Understanding the mechanisms that coordinate stem cell behavior within the host is a high priority for developmental biology, regenerative medicine and oncology. Endogenous ion currents and voltage gradients function alongside biochemical cues during pattern formation and tumor suppression, but it is not known whether bioelectrical signals are involved in the control of stem cell progeny in vivo. We studied Xenopus laevis neural crest, an embryonic stem cell population that gives rise to many cell types, including melanocytes, and contributes to the morphogenesis of the face, heart and other complex structures. To investigate how depolarization of transmembrane potential of cells in the neural crest's environment influences its function in vivo, we manipulated the activity of the native glycine receptor chloride channel (GlyCl). Molecular-genetic depolarization of a sparse, widely distributed set of GlyCl-expressing cells non-cell-autonomously induces a neoplastic-like phenotype in melanocytes: they overproliferate, acquire an arborized cell shape and migrate inappropriately, colonizing numerous tissues in a metalloprotease-dependent fashion. A similar effect was observed in human melanocytes in culture.

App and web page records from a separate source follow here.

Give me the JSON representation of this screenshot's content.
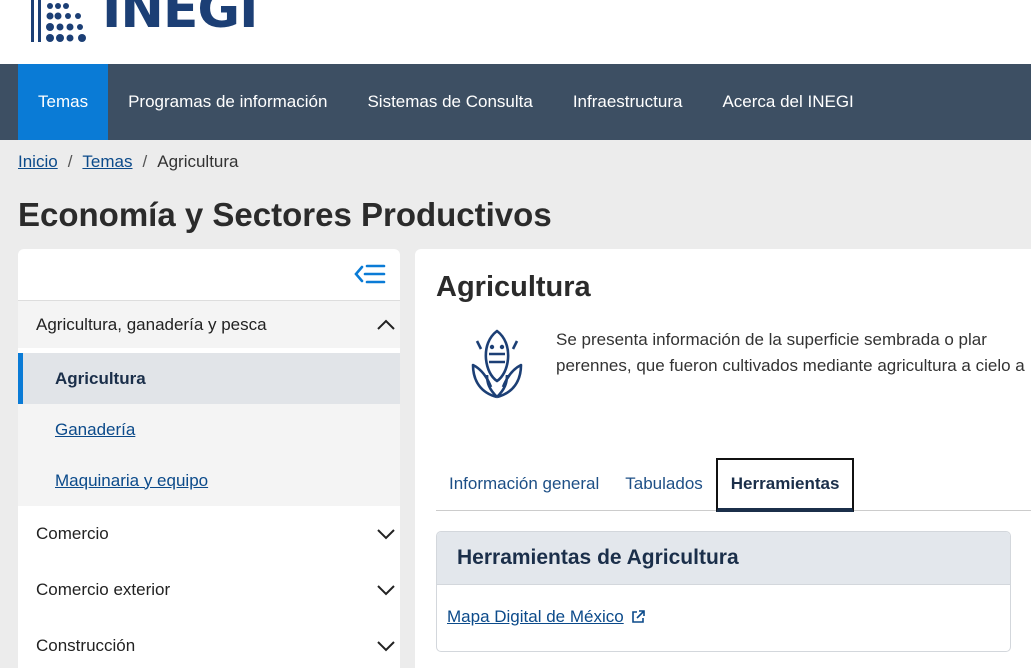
{
  "header": {
    "logo_text": "INEGI"
  },
  "nav": {
    "items": [
      {
        "label": "Temas"
      },
      {
        "label": "Programas de información"
      },
      {
        "label": "Sistemas de Consulta"
      },
      {
        "label": "Infraestructura"
      },
      {
        "label": "Acerca del INEGI"
      }
    ],
    "active_index": 0
  },
  "breadcrumb": {
    "home": "Inicio",
    "section": "Temas",
    "current": "Agricultura",
    "separator": "/"
  },
  "page_title": "Economía y Sectores Productivos",
  "sidebar": {
    "collapse_icon": "collapse-menu-icon",
    "open_group": "Agricultura, ganadería y pesca",
    "subitems": [
      "Agricultura",
      "Ganadería",
      "Maquinaria y equipo"
    ],
    "active_subitem": "Agricultura",
    "groups": [
      "Comercio",
      "Comercio exterior",
      "Construcción"
    ]
  },
  "content": {
    "title": "Agricultura",
    "icon": "corn-icon",
    "description_line1": "Se presenta información de la superficie sembrada o plar",
    "description_line2": "perennes, que fueron cultivados mediante agricultura a cielo a",
    "tabs": [
      "Información general",
      "Tabulados",
      "Herramientas"
    ],
    "active_tab": "Herramientas",
    "panel_title": "Herramientas de Agricultura",
    "panel_link": "Mapa Digital de México",
    "link_icon": "external-link-icon"
  },
  "colors": {
    "nav_bg": "#3d4f63",
    "accent": "#0a7bd6",
    "brand": "#1c3f75",
    "link": "#0b4a8a"
  }
}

Depolarization of GlyCl-expressing cells induces these drastic changes in melanocyte behavior via a serotonin-transporter-dependent increase of extracellular serotonin (5-HT). These data reveal GlyCl as a molecular marker of a sparse and heretofore unknown cell population with the ability to specifically instruct neural crest derivatives, suggest transmembrane potential as a tractable signaling modality by which somatic cells can control stem cell behavior at considerable distance, identify a new biophysical aspect of the environment that confers a neoplastic-like phenotype upon stem cell progeny, reveal a pre-neural role for serotonin and its transporter, and suggest a novel strategy for manipulating stem cell behavior.

Show MeSH
Related in: MedlinePlus